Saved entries
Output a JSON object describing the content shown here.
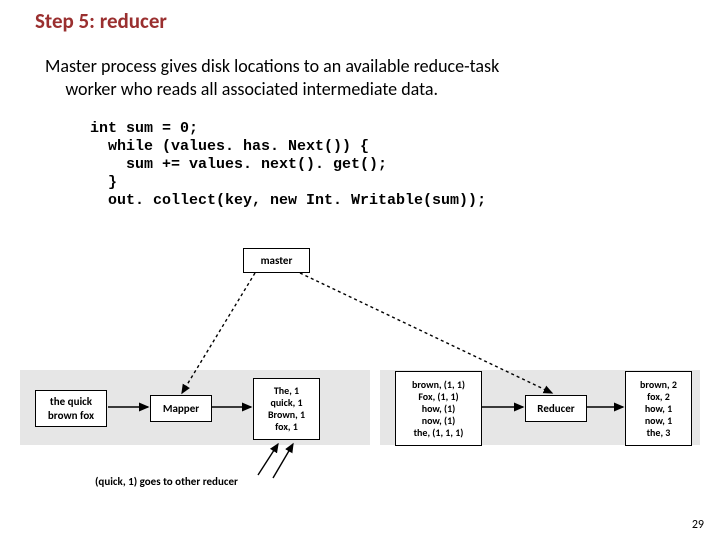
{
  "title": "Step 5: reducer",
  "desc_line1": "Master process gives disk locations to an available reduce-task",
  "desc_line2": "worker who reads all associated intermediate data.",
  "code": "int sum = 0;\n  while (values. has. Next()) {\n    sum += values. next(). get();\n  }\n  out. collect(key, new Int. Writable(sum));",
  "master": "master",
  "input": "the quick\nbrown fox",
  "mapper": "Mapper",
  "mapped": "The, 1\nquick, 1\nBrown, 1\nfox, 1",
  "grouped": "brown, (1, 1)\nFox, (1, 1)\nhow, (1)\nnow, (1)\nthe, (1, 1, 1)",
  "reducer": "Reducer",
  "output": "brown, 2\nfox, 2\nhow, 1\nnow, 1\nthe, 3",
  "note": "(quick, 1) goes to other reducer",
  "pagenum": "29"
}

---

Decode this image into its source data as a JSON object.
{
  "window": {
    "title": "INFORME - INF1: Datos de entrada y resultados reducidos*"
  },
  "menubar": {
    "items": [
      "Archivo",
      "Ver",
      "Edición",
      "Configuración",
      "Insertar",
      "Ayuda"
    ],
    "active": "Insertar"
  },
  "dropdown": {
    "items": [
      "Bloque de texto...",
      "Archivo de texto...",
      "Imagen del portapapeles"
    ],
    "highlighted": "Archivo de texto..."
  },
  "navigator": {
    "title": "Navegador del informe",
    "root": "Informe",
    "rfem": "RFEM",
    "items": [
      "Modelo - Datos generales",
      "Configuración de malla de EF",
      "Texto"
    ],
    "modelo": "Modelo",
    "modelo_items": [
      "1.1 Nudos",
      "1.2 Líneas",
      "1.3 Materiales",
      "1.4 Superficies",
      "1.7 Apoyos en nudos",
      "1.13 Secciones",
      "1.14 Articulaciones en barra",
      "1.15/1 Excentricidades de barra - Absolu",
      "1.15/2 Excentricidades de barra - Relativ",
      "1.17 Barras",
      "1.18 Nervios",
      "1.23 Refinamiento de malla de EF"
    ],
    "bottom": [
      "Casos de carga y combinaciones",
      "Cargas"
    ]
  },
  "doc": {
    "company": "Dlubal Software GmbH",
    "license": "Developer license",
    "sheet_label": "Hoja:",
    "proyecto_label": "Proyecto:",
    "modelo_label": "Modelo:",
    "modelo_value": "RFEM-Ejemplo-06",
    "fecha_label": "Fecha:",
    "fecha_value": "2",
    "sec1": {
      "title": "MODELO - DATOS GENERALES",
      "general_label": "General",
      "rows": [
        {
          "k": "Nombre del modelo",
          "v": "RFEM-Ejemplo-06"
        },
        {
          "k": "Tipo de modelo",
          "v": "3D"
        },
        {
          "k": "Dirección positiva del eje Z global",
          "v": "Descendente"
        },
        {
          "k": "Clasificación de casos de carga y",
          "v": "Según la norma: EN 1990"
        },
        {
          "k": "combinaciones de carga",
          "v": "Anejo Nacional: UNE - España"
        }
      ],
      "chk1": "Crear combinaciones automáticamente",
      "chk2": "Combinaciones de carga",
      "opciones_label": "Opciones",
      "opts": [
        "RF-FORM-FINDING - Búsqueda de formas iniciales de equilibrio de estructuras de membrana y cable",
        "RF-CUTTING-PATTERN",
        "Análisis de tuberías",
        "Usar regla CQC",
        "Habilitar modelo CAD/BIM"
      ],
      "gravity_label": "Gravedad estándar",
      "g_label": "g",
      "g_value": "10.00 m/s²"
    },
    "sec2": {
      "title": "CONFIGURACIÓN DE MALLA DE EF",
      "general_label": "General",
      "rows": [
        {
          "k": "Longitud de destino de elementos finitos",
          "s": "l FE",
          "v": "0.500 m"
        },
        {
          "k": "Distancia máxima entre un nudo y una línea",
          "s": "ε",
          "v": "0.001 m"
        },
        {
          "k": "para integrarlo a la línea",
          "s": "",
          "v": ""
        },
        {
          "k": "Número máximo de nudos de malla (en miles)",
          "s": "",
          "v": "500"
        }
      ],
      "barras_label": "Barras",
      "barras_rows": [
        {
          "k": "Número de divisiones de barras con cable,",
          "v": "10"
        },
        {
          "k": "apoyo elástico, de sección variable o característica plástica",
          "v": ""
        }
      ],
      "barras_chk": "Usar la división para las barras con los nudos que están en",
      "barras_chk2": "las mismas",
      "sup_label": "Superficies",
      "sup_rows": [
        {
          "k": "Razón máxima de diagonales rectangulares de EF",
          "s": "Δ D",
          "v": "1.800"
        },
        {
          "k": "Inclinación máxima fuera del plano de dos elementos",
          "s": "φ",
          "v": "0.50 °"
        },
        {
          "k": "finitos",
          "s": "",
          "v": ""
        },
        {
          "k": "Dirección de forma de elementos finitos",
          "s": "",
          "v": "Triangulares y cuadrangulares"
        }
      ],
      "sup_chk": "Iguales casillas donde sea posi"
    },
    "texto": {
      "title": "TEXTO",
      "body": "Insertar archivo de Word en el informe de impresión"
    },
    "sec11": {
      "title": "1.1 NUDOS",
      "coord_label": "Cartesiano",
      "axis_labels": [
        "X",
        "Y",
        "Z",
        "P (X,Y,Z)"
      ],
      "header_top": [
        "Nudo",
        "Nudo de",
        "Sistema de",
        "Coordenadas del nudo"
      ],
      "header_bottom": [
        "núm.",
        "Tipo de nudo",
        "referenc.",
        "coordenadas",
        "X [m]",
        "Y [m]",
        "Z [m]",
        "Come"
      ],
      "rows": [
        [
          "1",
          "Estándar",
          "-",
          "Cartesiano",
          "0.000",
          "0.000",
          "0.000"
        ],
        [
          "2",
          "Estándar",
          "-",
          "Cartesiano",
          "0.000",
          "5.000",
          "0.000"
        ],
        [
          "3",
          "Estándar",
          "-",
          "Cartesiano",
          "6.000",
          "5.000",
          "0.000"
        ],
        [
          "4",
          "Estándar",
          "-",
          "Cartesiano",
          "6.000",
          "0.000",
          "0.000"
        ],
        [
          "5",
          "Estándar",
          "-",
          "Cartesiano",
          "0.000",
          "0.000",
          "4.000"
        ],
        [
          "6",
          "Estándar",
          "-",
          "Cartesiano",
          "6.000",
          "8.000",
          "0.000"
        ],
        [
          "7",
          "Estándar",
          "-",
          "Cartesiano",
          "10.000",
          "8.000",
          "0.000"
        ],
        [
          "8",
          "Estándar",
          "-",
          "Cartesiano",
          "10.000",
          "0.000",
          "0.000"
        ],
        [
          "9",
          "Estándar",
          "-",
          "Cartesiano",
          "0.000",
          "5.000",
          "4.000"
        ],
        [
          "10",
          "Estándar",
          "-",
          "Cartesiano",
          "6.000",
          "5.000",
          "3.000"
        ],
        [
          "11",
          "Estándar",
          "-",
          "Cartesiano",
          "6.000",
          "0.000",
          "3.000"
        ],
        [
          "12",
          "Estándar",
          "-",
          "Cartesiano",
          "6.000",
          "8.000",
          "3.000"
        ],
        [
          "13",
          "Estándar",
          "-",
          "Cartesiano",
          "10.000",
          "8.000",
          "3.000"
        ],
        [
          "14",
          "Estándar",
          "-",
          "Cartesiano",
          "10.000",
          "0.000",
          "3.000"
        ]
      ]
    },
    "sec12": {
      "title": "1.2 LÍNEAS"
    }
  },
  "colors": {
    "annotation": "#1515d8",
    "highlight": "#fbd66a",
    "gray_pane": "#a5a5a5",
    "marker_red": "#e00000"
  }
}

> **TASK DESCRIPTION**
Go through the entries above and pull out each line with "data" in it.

> **RESPONSE TO THIS EXERCISE**
  "desc_line2": "worker who reads all associated intermediate data.",
Decode this image into its source data as a JSON object.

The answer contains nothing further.